(Records for the exercise)

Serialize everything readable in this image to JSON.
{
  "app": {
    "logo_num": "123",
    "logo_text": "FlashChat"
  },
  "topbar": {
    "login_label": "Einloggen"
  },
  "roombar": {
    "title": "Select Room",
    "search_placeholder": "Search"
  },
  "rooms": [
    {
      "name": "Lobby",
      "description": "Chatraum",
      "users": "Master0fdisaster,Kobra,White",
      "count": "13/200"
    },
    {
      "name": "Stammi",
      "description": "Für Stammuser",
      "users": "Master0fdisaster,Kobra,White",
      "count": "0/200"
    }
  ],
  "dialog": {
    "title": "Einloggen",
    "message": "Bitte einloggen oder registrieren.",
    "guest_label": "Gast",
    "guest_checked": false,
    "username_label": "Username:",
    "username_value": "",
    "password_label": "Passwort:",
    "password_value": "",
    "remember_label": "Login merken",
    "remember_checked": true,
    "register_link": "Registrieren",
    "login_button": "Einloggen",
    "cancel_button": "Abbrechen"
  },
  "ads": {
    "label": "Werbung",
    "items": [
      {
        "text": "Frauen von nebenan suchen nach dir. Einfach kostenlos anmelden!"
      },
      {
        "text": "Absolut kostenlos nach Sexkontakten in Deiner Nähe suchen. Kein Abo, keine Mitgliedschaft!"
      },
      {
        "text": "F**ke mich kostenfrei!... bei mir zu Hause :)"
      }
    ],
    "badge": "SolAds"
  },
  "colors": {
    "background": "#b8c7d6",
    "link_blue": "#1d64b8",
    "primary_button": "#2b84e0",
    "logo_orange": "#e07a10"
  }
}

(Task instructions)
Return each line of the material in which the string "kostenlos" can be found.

(Written solution)
        "text": "Frauen von nebenan suchen nach dir. Einfach kostenlos anmelden!"
        "text": "Absolut kostenlos nach Sexkontakten in Deiner Nähe suchen. Kein Abo, keine Mitgliedschaft!"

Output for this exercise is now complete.